*Exercise directions*. From the listing below, copy each line where "заявление" occurs.

____

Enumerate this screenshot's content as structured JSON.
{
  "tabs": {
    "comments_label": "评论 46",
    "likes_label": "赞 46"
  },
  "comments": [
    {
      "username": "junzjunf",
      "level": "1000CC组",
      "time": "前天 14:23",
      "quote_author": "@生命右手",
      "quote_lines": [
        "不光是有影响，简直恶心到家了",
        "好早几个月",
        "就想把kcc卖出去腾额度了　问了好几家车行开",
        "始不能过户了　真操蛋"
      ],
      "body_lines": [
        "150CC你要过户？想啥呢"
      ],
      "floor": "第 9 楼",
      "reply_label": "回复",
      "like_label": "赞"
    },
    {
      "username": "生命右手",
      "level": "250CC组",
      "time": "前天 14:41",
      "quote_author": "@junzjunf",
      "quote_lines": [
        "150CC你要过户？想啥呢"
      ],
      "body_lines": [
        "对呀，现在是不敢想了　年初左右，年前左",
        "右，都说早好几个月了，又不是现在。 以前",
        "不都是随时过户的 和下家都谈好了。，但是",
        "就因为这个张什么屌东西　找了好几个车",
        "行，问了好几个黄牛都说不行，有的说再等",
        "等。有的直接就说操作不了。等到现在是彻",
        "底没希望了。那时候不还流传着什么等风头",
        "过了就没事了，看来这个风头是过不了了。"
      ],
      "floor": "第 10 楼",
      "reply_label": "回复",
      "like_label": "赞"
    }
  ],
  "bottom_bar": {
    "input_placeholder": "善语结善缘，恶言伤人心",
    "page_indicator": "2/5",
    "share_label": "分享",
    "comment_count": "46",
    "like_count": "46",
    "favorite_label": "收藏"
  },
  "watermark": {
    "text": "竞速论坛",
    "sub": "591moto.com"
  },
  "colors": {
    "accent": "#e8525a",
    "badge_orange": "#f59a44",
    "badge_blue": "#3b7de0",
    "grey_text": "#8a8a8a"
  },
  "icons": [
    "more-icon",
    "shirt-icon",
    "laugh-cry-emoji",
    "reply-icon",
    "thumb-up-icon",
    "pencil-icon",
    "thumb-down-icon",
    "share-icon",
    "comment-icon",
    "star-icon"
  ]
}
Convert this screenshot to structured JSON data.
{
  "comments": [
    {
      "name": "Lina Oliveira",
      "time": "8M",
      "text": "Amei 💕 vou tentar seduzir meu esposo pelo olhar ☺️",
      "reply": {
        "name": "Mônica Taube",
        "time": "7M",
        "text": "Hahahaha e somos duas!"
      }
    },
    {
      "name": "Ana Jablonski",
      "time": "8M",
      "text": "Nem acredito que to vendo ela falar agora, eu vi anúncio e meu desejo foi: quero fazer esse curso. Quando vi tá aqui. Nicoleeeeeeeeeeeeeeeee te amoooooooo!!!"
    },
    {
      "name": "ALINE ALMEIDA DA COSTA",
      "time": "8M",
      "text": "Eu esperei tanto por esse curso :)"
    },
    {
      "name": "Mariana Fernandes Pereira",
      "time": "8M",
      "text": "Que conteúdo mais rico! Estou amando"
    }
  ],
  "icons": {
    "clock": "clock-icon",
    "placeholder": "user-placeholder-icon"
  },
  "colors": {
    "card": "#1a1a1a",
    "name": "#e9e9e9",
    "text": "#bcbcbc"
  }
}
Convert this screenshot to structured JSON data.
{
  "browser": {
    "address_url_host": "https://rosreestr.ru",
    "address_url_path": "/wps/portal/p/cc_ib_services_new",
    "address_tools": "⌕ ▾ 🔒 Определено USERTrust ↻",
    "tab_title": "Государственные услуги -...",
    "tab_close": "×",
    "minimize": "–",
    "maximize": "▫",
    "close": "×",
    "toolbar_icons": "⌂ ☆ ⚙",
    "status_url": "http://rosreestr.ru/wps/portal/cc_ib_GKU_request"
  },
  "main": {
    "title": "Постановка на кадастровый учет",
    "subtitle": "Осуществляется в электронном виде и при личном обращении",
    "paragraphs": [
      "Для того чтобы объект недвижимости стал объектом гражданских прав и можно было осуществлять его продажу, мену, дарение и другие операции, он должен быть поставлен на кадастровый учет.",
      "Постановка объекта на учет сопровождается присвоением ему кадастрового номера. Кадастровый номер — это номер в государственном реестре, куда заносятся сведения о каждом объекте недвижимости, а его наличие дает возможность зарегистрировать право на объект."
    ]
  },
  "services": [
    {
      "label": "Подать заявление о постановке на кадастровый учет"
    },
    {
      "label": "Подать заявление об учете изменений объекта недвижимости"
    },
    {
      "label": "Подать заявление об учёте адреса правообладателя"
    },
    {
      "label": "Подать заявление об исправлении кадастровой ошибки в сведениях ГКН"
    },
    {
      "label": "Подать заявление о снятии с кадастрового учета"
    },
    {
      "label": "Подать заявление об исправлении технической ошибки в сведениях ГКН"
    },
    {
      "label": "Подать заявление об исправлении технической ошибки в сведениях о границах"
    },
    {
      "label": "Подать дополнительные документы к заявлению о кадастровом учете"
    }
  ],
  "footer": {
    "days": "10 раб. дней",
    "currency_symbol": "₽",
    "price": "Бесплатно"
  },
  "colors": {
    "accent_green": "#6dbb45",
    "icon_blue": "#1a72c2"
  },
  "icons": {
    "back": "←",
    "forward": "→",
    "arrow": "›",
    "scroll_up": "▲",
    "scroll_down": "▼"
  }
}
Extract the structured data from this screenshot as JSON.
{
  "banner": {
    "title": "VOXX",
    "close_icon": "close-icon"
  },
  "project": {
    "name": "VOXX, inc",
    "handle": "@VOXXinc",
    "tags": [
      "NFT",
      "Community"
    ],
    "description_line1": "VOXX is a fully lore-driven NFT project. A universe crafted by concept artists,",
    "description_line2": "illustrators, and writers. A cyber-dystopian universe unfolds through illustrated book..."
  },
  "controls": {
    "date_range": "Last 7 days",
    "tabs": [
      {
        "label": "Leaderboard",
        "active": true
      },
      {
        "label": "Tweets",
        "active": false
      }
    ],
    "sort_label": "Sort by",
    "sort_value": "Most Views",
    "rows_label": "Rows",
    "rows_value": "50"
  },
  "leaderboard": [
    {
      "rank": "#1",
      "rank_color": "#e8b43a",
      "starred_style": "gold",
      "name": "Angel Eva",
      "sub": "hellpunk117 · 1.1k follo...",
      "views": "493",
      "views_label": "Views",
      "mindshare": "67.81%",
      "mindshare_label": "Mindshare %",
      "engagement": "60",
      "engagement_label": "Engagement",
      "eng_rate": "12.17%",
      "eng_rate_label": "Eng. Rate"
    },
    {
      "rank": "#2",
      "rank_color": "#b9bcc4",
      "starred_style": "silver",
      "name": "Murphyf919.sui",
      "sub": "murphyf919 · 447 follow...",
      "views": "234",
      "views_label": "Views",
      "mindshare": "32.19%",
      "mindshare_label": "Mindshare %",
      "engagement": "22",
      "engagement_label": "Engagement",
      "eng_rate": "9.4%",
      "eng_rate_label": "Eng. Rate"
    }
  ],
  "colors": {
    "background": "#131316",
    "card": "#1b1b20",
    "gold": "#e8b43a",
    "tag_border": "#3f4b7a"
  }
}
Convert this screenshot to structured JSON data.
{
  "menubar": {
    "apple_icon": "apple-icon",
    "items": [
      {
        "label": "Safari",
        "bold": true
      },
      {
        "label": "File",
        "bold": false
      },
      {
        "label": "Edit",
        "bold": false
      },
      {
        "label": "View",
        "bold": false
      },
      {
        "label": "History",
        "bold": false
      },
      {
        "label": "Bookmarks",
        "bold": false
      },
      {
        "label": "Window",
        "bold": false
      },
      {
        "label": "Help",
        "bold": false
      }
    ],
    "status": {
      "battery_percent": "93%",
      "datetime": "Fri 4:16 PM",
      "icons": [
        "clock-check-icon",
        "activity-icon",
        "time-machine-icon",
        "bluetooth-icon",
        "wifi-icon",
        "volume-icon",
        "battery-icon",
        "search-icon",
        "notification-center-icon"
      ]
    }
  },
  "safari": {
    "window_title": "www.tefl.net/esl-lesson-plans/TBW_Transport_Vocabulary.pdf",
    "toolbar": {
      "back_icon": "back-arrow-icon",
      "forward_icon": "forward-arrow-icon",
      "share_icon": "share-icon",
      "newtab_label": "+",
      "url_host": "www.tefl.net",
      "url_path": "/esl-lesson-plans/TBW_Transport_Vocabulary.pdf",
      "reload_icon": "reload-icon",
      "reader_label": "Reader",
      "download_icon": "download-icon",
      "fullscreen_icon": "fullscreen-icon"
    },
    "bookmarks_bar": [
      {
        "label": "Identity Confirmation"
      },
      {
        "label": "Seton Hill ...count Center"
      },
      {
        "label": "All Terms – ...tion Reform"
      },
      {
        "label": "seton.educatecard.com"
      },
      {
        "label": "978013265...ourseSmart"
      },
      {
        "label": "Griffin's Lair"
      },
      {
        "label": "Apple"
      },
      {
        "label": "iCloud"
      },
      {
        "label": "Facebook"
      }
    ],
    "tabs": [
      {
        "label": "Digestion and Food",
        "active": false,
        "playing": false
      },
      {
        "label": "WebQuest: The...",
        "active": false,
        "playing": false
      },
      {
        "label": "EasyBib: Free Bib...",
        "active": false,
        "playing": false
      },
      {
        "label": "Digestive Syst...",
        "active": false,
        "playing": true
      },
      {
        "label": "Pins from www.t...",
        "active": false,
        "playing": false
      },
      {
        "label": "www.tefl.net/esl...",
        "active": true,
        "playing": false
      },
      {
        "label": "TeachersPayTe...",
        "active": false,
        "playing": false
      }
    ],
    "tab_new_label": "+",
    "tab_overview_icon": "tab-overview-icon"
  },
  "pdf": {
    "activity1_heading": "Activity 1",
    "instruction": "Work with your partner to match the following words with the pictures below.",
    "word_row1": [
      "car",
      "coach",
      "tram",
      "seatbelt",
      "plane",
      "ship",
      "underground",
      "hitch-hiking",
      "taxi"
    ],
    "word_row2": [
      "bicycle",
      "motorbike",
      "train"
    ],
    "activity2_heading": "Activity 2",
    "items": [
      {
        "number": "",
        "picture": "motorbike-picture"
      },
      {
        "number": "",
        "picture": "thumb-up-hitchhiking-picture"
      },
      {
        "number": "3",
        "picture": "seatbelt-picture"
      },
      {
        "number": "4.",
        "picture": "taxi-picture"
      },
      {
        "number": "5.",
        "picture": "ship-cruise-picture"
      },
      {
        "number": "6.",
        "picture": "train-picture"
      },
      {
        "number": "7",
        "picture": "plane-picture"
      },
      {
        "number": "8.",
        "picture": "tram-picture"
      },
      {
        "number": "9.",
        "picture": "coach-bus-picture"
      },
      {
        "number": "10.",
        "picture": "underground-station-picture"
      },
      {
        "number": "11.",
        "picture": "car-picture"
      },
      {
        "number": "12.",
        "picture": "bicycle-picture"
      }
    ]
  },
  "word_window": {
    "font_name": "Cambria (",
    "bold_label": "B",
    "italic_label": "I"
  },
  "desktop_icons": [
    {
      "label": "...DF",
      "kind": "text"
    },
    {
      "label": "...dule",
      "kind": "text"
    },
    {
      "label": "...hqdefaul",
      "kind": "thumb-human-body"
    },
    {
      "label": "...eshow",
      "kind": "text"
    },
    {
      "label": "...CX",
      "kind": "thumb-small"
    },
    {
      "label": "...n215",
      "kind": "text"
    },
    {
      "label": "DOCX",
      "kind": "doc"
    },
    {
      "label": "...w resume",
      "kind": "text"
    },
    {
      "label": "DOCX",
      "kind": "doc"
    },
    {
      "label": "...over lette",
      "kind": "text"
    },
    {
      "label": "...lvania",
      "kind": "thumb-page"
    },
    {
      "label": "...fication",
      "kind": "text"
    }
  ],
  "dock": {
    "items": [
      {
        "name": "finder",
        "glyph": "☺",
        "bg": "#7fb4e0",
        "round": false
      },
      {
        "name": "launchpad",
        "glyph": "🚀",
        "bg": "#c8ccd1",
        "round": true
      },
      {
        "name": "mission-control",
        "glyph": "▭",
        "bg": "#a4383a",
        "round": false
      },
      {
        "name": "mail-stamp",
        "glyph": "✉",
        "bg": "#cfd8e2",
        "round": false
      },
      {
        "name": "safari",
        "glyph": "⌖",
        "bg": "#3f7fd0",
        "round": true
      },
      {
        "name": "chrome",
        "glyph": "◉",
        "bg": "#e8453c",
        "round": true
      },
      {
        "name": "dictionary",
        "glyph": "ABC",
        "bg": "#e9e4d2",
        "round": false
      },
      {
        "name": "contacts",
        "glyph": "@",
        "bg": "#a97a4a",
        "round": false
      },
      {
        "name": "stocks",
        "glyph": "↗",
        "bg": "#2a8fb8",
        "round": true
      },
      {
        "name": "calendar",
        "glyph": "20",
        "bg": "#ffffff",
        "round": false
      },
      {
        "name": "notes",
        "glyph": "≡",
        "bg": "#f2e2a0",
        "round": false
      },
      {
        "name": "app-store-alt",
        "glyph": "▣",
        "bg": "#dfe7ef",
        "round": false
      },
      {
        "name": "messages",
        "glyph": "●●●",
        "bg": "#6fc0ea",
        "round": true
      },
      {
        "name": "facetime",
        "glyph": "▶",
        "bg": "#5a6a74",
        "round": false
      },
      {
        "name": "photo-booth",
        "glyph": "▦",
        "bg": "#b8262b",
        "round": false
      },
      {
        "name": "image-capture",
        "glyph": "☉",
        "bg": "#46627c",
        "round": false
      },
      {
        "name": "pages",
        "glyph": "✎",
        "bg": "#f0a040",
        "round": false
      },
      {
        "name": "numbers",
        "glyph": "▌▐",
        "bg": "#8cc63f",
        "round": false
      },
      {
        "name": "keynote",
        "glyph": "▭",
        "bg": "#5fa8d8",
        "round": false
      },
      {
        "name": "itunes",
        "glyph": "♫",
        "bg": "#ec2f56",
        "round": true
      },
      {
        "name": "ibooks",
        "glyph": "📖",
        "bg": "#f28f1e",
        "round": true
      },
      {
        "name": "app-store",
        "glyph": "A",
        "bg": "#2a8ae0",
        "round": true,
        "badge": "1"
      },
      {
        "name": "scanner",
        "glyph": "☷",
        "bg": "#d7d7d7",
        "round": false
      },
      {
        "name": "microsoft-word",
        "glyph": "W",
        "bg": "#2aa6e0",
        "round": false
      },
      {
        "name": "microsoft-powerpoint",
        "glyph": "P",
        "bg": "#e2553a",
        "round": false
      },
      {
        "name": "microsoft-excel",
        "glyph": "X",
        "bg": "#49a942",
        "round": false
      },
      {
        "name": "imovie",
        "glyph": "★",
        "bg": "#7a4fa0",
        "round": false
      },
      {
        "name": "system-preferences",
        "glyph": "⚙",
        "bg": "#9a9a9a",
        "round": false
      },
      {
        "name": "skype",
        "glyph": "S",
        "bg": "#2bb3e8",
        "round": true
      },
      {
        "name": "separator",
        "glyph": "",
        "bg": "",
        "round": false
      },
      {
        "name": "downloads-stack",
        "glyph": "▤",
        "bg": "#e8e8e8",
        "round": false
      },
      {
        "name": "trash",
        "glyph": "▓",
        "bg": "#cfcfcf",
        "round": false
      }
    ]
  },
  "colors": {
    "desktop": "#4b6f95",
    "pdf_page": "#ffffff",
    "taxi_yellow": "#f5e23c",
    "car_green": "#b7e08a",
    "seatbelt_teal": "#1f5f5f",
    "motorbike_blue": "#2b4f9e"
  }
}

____

*Solution for this task*.
      "label": "Подать заявление о постановке на кадастровый учет"
      "label": "Подать заявление об учете изменений объекта недвижимости"
      "label": "Подать заявление об учёте адреса правообладателя"
      "label": "Подать заявление об исправлении кадастровой ошибки в сведениях ГКН"
      "label": "Подать заявление о снятии с кадастрового учета"
      "label": "Подать заявление об исправлении технической ошибки в сведениях ГКН"
      "label": "Подать заявление об исправлении технической ошибки в сведениях о границах"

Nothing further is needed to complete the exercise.